RECORD SET START

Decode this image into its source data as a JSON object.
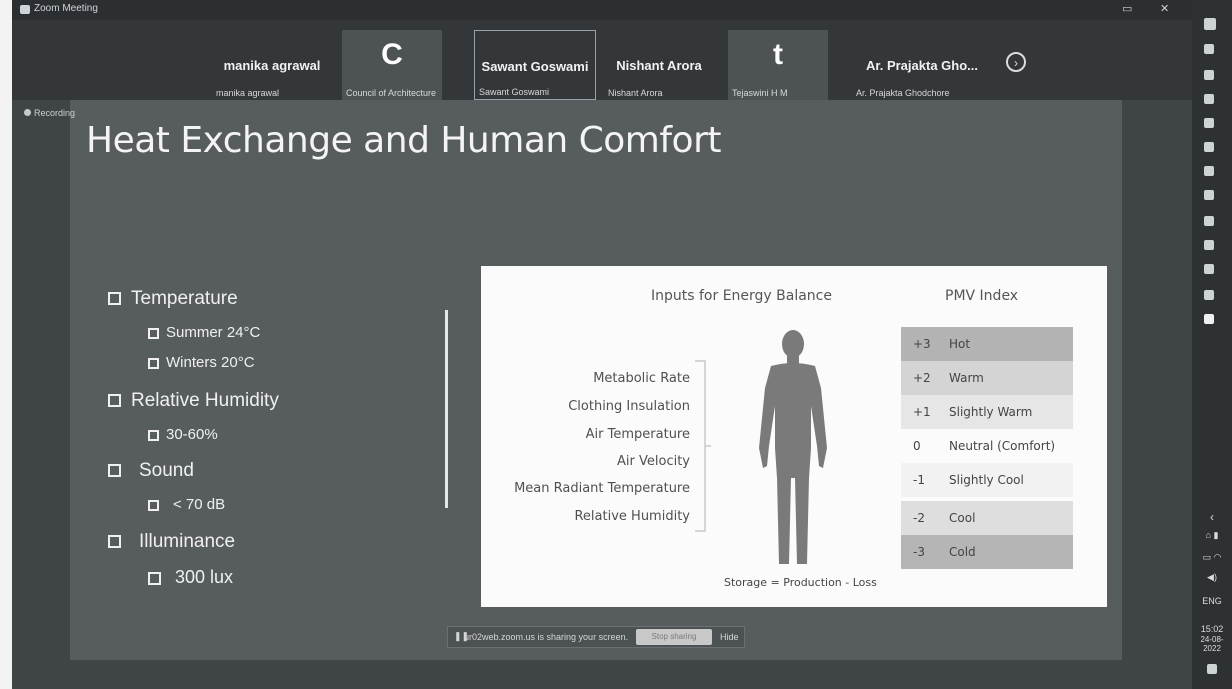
{
  "window": {
    "title": "Zoom Meeting",
    "recording_label": "Recording"
  },
  "participants": [
    {
      "name": "manika agrawal",
      "sub": "manika agrawal",
      "letter": ""
    },
    {
      "name": "",
      "sub": "Council of Architecture",
      "letter": "C"
    },
    {
      "name": "Sawant Goswami",
      "sub": "Sawant Goswami",
      "letter": ""
    },
    {
      "name": "Nishant Arora",
      "sub": "Nishant Arora",
      "letter": ""
    },
    {
      "name": "",
      "sub": "Tejaswini H M",
      "letter": "t"
    },
    {
      "name": "Ar. Prajakta Gho...",
      "sub": "Ar. Prajakta Ghodchore",
      "letter": ""
    }
  ],
  "slide": {
    "title": "Heat Exchange and Human Comfort",
    "bullets": {
      "temperature": "Temperature",
      "summer": "Summer 24°C",
      "winters": "Winters 20°C",
      "humidity": "Relative Humidity",
      "humidity_range": "30-60%",
      "sound": "Sound",
      "sound_value": "< 70 dB",
      "illuminance": "Illuminance",
      "illuminance_value": "300 lux"
    },
    "panel": {
      "inputs_title": "Inputs for Energy Balance",
      "pmv_title": "PMV Index",
      "inputs": [
        "Metabolic Rate",
        "Clothing Insulation",
        "Air Temperature",
        "Air Velocity",
        "Mean Radiant Temperature",
        "Relative Humidity"
      ],
      "storage": "Storage = Production - Loss",
      "pmv": [
        {
          "num": "+3",
          "label": "Hot",
          "color": "#b3b3b3"
        },
        {
          "num": "+2",
          "label": "Warm",
          "color": "#d4d4d4"
        },
        {
          "num": "+1",
          "label": "Slightly Warm",
          "color": "#e6e6e6"
        },
        {
          "num": "0",
          "label": "Neutral (Comfort)",
          "color": "#fbfbfb"
        },
        {
          "num": "-1",
          "label": "Slightly Cool",
          "color": "#f2f2f2"
        },
        {
          "num": "-2",
          "label": "Cool",
          "color": "#dedede"
        },
        {
          "num": "-3",
          "label": "Cold",
          "color": "#b5b5b5"
        }
      ]
    }
  },
  "share_bar": {
    "message": "ur02web.zoom.us is sharing your screen.",
    "stop_label": "Stop sharing",
    "hide_label": "Hide"
  },
  "taskbar": {
    "lang": "ENG",
    "time": "15:02",
    "date": "24-08-2022"
  }
}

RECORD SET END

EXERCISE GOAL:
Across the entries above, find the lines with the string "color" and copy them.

RESPONSE AREA:
          "color": "#b3b3b3"
          "color": "#d4d4d4"
          "color": "#e6e6e6"
          "color": "#fbfbfb"
          "color": "#f2f2f2"
          "color": "#dedede"
          "color": "#b5b5b5"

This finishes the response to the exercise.